Study Finds that Rural Homebuilding Heightens Fire Risk

Printer-friendly version
September 29, 2015

Researchers at the University of Wisconsin says that home construction in Wisconsin’s rural areas increases risk of fire and loss of animal habitat, WPR reports.

Officials with the university have been working together with the U.S. Forest Service to look at the “wildland-urban interface,” which finds the number of primary and vacation homes being built in or at the edge of wild vegetation or lakes, which account for 10 percent of the state’s land area.

The report says that the number of primary and vacation homes is growing. “"Some wildlife respond negatively to just the light and noise and that type of disturbance.

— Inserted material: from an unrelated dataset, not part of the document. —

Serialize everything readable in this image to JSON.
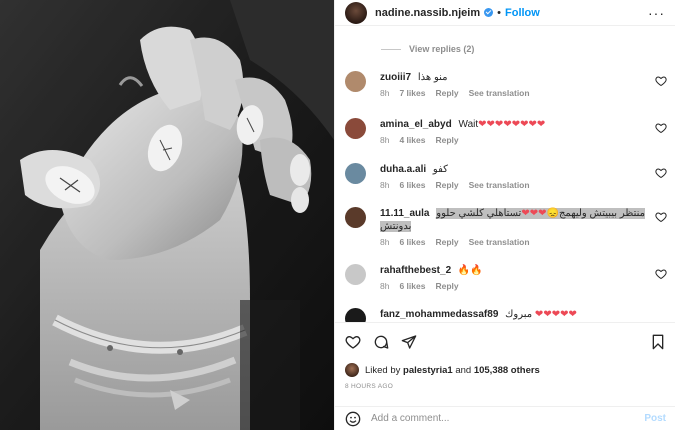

Invasive species are associated with development because the soil is disturbed and then, when landscaping happens with non-native species, they also spread," said Volker Radeloff, a UW forest and wildlife ecology professor.

Read more

Comments on: "Study Finds that Rural Homebuilding Heightens Fire Risk"

July 2017

This Month in Professional Builder

Products
Features

Ashton Woods launched Starlight Homes to target entry-level home...

Overlay Init